### ACTIVITY
Reproduce the records below exactly as shown.

Items from a data source:
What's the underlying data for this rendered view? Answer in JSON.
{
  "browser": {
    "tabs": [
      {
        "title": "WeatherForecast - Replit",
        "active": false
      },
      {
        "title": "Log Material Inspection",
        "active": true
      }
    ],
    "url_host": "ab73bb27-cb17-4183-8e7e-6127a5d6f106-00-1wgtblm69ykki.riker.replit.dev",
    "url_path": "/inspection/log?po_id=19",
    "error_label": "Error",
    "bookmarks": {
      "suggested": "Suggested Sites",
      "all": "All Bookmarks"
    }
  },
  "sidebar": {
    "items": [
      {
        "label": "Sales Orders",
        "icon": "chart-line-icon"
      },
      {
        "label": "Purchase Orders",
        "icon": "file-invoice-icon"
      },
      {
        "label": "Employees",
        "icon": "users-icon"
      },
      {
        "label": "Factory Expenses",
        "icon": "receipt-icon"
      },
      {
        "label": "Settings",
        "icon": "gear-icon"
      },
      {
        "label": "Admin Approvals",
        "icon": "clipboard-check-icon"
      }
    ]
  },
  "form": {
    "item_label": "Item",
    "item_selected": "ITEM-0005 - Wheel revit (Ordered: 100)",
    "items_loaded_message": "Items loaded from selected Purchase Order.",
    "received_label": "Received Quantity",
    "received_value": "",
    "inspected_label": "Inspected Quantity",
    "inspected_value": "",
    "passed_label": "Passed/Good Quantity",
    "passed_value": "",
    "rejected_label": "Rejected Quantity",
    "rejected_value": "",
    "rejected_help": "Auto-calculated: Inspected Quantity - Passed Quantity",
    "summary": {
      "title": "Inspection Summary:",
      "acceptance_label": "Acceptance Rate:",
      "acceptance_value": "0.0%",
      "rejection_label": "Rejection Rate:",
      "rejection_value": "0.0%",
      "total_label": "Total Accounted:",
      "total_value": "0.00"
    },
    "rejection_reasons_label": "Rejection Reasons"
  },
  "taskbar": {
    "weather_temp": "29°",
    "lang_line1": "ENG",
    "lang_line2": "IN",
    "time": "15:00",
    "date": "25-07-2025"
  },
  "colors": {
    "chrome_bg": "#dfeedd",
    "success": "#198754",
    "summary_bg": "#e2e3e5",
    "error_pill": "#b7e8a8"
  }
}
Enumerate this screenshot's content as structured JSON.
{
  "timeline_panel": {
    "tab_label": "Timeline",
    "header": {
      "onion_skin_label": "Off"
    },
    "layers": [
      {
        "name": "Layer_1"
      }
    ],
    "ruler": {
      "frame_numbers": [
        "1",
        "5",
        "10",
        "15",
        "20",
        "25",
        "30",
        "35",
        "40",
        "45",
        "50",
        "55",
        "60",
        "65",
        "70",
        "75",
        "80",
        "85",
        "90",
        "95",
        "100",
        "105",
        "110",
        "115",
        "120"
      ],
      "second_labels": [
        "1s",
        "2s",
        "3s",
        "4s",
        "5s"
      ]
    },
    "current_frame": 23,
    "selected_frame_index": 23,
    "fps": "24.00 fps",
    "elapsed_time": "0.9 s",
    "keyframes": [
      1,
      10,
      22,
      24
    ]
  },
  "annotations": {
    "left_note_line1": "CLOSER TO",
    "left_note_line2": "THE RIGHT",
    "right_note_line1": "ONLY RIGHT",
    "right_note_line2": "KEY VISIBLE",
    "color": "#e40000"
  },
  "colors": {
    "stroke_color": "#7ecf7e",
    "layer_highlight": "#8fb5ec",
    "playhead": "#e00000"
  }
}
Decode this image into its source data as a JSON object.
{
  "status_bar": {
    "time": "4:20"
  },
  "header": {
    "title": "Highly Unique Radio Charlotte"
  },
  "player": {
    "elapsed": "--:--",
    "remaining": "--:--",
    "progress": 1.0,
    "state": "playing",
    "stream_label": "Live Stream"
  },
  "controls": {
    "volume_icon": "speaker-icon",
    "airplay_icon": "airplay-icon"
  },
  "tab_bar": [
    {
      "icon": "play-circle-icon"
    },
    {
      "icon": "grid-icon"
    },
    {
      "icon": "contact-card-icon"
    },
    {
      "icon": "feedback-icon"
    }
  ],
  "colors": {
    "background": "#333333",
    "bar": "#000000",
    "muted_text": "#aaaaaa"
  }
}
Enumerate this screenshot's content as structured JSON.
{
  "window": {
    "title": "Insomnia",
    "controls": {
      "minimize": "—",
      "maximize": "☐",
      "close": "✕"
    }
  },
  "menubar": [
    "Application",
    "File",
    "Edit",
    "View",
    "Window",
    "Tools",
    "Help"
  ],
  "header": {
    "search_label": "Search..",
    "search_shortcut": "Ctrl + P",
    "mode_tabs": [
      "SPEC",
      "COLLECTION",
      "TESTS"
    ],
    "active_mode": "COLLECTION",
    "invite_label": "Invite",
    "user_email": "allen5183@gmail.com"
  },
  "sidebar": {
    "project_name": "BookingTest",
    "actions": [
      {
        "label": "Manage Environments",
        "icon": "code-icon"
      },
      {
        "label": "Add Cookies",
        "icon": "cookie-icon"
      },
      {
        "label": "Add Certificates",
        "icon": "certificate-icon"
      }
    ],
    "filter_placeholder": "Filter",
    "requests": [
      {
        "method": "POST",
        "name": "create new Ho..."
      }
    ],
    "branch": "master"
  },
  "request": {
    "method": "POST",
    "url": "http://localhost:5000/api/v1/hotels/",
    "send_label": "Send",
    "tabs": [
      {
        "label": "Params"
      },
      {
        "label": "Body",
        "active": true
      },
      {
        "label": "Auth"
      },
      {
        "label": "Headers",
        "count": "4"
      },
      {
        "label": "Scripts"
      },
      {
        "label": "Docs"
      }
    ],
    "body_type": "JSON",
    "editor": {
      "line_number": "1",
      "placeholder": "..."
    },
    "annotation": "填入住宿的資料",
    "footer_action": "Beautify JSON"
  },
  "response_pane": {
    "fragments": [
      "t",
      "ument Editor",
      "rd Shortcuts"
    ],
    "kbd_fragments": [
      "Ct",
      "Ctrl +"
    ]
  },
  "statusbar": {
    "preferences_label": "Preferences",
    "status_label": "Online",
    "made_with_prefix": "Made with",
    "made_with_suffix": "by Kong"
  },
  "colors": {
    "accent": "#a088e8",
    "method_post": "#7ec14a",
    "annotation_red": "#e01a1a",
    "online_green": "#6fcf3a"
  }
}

### EXERCISE RESPONSE
What's the underlying data for this rendered view? Answer in JSON.
{
  "browser": {
    "tabs": [
      {
        "title": "WeatherForecast - Replit",
        "active": false
      },
      {
        "title": "Log Material Inspection",
        "active": true
      }
    ],
    "url_host": "ab73bb27-cb17-4183-8e7e-6127a5d6f106-00-1wgtblm69ykki.riker.replit.dev",
    "url_path": "/inspection/log?po_id=19",
    "error_label": "Error",
    "bookmarks": {
      "suggested": "Suggested Sites",
      "all": "All Bookmarks"
    }
  },
  "sidebar": {
    "items": [
      {
        "label": "Sales Orders",
        "icon": "chart-line-icon"
      },
      {
        "label": "Purchase Orders",
        "icon": "file-invoice-icon"
      },
      {
        "label": "Employees",
        "icon": "users-icon"
      },
      {
        "label": "Factory Expenses",
        "icon": "receipt-icon"
      },
      {
        "label": "Settings",
        "icon": "gear-icon"
      },
      {
        "label": "Admin Approvals",
        "icon": "clipboard-check-icon"
      }
    ]
  },
  "form": {
    "item_label": "Item",
    "item_selected": "ITEM-0005 - Wheel revit (Ordered: 100)",
    "items_loaded_message": "Items loaded from selected Purchase Order.",
    "received_label": "Received Quantity",
    "received_value": "",
    "inspected_label": "Inspected Quantity",
    "inspected_value": "",
    "passed_label": "Passed/Good Quantity",
    "passed_value": "",
    "rejected_label": "Rejected Quantity",
    "rejected_value": "",
    "rejected_help": "Auto-calculated: Inspected Quantity - Passed Quantity",
    "summary": {
      "title": "Inspection Summary:",
      "acceptance_label": "Acceptance Rate:",
      "acceptance_value": "0.0%",
      "rejection_label": "Rejection Rate:",
      "rejection_value": "0.0%",
      "total_label": "Total Accounted:",
      "total_value": "0.00"
    },
    "rejection_reasons_label": "Rejection Reasons"
  },
  "taskbar": {
    "weather_temp": "29°",
    "lang_line1": "ENG",
    "lang_line2": "IN",
    "time": "15:00",
    "date": "25-07-2025"
  },
  "colors": {
    "chrome_bg": "#dfeedd",
    "success": "#198754",
    "summary_bg": "#e2e3e5",
    "error_pill": "#b7e8a8"
  }
}
Enumerate this screenshot's content as structured JSON.
{
  "timeline_panel": {
    "tab_label": "Timeline",
    "header": {
      "onion_skin_label": "Off"
    },
    "layers": [
      {
        "name": "Layer_1"
      }
    ],
    "ruler": {
      "frame_numbers": [
        "1",
        "5",
        "10",
        "15",
        "20",
        "25",
        "30",
        "35",
        "40",
        "45",
        "50",
        "55",
        "60",
        "65",
        "70",
        "75",
        "80",
        "85",
        "90",
        "95",
        "100",
        "105",
        "110",
        "115",
        "120"
      ],
      "second_labels": [
        "1s",
        "2s",
        "3s",
        "4s",
        "5s"
      ]
    },
    "current_frame": 23,
    "selected_frame_index": 23,
    "fps": "24.00 fps",
    "elapsed_time": "0.9 s",
    "keyframes": [
      1,
      10,
      22,
      24
    ]
  },
  "annotations": {
    "left_note_line1": "CLOSER TO",
    "left_note_line2": "THE RIGHT",
    "right_note_line1": "ONLY RIGHT",
    "right_note_line2": "KEY VISIBLE",
    "color": "#e40000"
  },
  "colors": {
    "stroke_color": "#7ecf7e",
    "layer_highlight": "#8fb5ec",
    "playhead": "#e00000"
  }
}
Decode this image into its source data as a JSON object.
{
  "status_bar": {
    "time": "4:20"
  },
  "header": {
    "title": "Highly Unique Radio Charlotte"
  },
  "player": {
    "elapsed": "--:--",
    "remaining": "--:--",
    "progress": 1.0,
    "state": "playing",
    "stream_label": "Live Stream"
  },
  "controls": {
    "volume_icon": "speaker-icon",
    "airplay_icon": "airplay-icon"
  },
  "tab_bar": [
    {
      "icon": "play-circle-icon"
    },
    {
      "icon": "grid-icon"
    },
    {
      "icon": "contact-card-icon"
    },
    {
      "icon": "feedback-icon"
    }
  ],
  "colors": {
    "background": "#333333",
    "bar": "#000000",
    "muted_text": "#aaaaaa"
  }
}
Enumerate this screenshot's content as structured JSON.
{
  "window": {
    "title": "Insomnia",
    "controls": {
      "minimize": "—",
      "maximize": "☐",
      "close": "✕"
    }
  },
  "menubar": [
    "Application",
    "File",
    "Edit",
    "View",
    "Window",
    "Tools",
    "Help"
  ],
  "header": {
    "search_label": "Search..",
    "search_shortcut": "Ctrl + P",
    "mode_tabs": [
      "SPEC",
      "COLLECTION",
      "TESTS"
    ],
    "active_mode": "COLLECTION",
    "invite_label": "Invite",
    "user_email": "allen5183@gmail.com"
  },
  "sidebar": {
    "project_name": "BookingTest",
    "actions": [
      {
        "label": "Manage Environments",
        "icon": "code-icon"
      },
      {
        "label": "Add Cookies",
        "icon": "cookie-icon"
      },
      {
        "label": "Add Certificates",
        "icon": "certificate-icon"
      }
    ],
    "filter_placeholder": "Filter",
    "requests": [
      {
        "method": "POST",
        "name": "create new Ho..."
      }
    ],
    "branch": "master"
  },
  "request": {
    "method": "POST",
    "url": "http://localhost:5000/api/v1/hotels/",
    "send_label": "Send",
    "tabs": [
      {
        "label": "Params"
      },
      {
        "label": "Body",
        "active": true
      },
      {
        "label": "Auth"
      },
      {
        "label": "Headers",
        "count": "4"
      },
      {
        "label": "Scripts"
      },
      {
        "label": "Docs"
      }
    ],
    "body_type": "JSON",
    "editor": {
      "line_number": "1",
      "placeholder": "..."
    },
    "annotation": "填入住宿的資料",
    "footer_action": "Beautify JSON"
  },
  "response_pane": {
    "fragments": [
      "t",
      "ument Editor",
      "rd Shortcuts"
    ],
    "kbd_fragments": [
      "Ct",
      "Ctrl +"
    ]
  },
  "statusbar": {
    "preferences_label": "Preferences",
    "status_label": "Online",
    "made_with_prefix": "Made with",
    "made_with_suffix": "by Kong"
  },
  "colors": {
    "accent": "#a088e8",
    "method_post": "#7ec14a",
    "annotation_red": "#e01a1a",
    "online_green": "#6fcf3a"
  }
}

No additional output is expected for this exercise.